• [Provided entries]:
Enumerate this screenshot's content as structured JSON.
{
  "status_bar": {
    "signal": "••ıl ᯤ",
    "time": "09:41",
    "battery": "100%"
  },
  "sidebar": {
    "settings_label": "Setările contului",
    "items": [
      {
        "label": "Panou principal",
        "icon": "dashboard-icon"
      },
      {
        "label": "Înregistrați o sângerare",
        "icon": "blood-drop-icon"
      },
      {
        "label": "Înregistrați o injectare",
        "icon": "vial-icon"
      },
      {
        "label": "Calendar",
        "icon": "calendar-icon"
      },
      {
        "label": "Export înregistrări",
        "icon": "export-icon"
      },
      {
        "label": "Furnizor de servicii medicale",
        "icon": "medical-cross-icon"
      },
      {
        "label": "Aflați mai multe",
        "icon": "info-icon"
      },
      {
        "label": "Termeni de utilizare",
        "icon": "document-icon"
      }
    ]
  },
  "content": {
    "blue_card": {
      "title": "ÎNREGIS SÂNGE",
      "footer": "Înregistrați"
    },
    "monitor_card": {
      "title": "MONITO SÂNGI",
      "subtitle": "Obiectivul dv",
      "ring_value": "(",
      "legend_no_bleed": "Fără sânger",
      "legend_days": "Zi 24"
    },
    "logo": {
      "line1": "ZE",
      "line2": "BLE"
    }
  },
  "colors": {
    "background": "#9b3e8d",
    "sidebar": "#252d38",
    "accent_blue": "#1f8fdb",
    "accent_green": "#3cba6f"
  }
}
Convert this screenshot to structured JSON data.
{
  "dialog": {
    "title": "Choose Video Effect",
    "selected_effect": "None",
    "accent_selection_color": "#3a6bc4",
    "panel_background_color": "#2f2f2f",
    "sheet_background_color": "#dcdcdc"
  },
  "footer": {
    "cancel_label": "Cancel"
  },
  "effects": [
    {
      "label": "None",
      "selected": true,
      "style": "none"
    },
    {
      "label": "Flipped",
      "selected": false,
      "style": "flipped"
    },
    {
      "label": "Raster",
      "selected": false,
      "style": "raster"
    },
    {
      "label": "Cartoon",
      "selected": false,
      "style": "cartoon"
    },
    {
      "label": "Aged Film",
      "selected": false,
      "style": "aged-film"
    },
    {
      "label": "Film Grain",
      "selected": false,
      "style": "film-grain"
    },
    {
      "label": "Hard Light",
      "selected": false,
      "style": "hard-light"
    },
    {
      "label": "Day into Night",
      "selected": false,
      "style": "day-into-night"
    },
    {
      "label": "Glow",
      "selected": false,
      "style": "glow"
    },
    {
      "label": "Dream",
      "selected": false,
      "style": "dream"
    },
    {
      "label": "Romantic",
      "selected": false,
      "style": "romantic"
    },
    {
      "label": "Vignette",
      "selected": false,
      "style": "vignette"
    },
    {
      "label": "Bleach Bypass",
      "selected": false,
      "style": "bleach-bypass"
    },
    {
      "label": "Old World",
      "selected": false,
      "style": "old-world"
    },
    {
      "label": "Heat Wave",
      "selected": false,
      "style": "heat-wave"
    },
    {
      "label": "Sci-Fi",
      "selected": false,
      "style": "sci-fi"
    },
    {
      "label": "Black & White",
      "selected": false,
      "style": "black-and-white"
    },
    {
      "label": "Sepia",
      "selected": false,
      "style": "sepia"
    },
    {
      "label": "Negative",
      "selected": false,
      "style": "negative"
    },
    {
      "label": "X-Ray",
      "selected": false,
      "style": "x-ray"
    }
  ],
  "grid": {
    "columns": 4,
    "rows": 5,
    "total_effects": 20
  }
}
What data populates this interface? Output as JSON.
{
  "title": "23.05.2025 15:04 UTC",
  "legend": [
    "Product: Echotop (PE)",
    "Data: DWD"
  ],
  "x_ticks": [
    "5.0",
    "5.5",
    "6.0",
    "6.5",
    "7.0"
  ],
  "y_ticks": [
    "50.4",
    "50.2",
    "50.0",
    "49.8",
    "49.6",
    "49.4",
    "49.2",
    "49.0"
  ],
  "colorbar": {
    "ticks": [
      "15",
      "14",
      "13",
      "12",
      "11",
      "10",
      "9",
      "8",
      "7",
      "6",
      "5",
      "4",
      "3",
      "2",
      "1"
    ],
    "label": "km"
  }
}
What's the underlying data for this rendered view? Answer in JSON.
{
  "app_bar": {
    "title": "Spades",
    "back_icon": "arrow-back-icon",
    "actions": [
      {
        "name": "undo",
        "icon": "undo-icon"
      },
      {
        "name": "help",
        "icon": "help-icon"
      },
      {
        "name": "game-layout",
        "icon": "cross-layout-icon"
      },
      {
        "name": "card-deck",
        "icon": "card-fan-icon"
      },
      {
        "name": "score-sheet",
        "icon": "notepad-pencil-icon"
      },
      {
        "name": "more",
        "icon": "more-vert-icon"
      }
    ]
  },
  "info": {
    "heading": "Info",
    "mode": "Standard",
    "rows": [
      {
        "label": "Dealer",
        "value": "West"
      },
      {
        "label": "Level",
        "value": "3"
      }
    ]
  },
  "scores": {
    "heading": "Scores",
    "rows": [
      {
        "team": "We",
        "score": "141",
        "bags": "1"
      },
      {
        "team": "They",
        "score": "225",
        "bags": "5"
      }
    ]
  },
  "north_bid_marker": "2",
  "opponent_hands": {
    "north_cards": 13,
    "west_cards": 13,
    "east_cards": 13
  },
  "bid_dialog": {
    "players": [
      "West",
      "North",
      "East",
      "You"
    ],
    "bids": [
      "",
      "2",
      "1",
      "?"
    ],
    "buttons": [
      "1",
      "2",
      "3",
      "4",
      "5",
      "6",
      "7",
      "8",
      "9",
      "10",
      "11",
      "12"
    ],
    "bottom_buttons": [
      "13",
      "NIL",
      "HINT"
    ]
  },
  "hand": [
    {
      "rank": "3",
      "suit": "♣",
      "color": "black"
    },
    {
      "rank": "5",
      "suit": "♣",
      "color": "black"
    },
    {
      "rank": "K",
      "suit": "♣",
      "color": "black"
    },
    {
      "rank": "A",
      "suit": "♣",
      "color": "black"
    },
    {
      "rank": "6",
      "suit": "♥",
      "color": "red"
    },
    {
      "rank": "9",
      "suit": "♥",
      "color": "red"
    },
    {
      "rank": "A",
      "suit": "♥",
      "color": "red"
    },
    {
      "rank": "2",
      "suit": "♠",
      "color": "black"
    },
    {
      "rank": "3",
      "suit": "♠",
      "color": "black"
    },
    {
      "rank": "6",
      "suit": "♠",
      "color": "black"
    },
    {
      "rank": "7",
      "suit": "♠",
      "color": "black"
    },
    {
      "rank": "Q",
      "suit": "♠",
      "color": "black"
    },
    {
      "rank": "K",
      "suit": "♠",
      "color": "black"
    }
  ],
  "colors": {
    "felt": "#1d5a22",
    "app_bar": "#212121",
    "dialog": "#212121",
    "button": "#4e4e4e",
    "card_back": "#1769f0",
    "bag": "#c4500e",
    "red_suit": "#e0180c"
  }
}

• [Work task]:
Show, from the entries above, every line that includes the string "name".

• [Problem solution]:
        "name": "undo",
        "name": "help",
        "name": "game-layout",
        "name": "card-deck",
        "name": "score-sheet",
        "name": "more",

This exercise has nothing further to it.